Click for larger view
View full resolution
Stephen Collins Foster (July 4, 1826-January 13, 1864) was the first full-time songwriter in the United States, and still one of the most significant in the nation's history. As the editors of the chapter titled "Stephen Foster's Legacy" wrote in Music in the USA: A Documentary Companion, "A broad multicultural public heard itself in the songs written by Stephen Foster . . ., who forged a synthesis among a variety of styles—from Thomas Moore's Irish parlor songs and bel canto Italian opera to blackface minstrelsy and revival hymns . . . Foster's songs were as common as bread on the table."1 Another musicologist summed up the wide spread of Foster's songs throughout the country thus: "Never before, and rarely since, did any music come so close to being a shared experience for so many Americans."2 [End Page 269]

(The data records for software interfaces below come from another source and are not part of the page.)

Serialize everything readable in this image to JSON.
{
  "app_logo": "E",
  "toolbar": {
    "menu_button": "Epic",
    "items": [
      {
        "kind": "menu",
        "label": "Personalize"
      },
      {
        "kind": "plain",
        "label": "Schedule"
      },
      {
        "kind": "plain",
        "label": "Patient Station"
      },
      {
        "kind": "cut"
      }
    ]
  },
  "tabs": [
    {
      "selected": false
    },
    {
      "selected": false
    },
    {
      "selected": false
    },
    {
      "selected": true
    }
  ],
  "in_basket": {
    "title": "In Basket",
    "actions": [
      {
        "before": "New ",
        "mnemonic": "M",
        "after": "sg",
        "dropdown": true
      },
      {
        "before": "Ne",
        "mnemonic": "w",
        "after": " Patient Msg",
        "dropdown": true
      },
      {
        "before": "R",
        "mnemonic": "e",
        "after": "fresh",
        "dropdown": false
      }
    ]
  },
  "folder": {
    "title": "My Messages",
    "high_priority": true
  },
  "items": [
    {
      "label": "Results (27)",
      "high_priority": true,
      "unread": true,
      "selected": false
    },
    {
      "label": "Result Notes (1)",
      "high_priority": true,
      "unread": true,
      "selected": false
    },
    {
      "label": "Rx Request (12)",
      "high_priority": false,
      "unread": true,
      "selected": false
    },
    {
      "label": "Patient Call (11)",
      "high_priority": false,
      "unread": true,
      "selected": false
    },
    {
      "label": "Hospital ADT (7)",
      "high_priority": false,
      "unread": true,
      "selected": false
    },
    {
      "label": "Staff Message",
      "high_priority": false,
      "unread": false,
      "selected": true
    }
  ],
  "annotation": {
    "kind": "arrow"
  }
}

Foster's legacy and the documentation of his life and works have been the object of some of the most remarkable philanthropic acts in American music history, manifest in the building, library, and programs of the Stephen C. Foster Memorial at the University of Pittsburgh, initially funded from 1937 by pharmaceutical manufacturer Josiah Kirby Lilly.3 The summary of Foster's life and career, a description of his compositions and their various genres, a list of his complete works, and an extensive bibliography of major research publications from the nineteenth century to the present may be found in his entry in the second edition of the Grove Dictionary of American Music.4 What is more relevant for this journal is the assessment there of Foster's reception and influence, the two factors that have given rise to the cultural interpretations of his music from the mid-nineteenth century to the present that are explored by the articles in this issue of American Music. Foster's songs have reflected both supremely positive and negative social morals, practices, and qualities, sometimes simultaneously for the same listeners. They have therefore been beloved by many and reviled by others, while circulating globally from his time to ours.
Minstrel performers created an early demand for songs by Foster beginning in 1848, and it was the dialect versions of his music that flooded the market and seemed to be "on everybody's tongue." In 1864 Harper's New Monthly Magazine announced his death saying, "The air is full of his melodies. They are our national music."5 Foster's contemporaries found his tunes to be "effortless and sincere," "catchy," "a mingling of sincere pathos and whimsical consolation," with "pacific and kindly words."6 Fellow songwriter George F. Root credited Foster with having pioneered the creation of the "people's song," words and music that seemed simple, combined in such a way "that it will be received and live in the hearts of the people."7
Foster's songs are prominent in discussions of cultural perspectives on race in 1840s and 1850s America, "a lens through which to read" the era's political controversies.8 Some historians portray Foster as sensitive to social approbation, crafting "refined" lyric sentiments about family, young women, or slaves; others argue that Foster, like Mark Twain, has been "hypercanonized," that he helped popularize working-class racist language and sentimentalize slavery.9
The popularity of Foster's songs prompted imitations and outright pirating. Arrangements and adaptations flooded the market and influenced song composition and performance.10 Piano variations and band arrangements were ubiquitous, and the melodies also inspired contrafacta for political and social purposes such as electoral campaigns, abolition rallies, and temperance meetings. Songs such as "Old Folks at Home" and "My Old Kentucky Home" acquired new connotations when theatrical companies interpolated them into staged versions of Uncle Tom's Cabin.11 [End Page 270] These uses disseminated the musical and textual language of the songs throughout antebellum American social and political culture.
In the second half of the nineteenth century, Foster's songs spread rapidly to distant countries. "Oh! Susanna" was especially popular, easily transmitted, and translated. Documented performances were heard as far away as Panama, Japan, Greece, and in Malta where it was...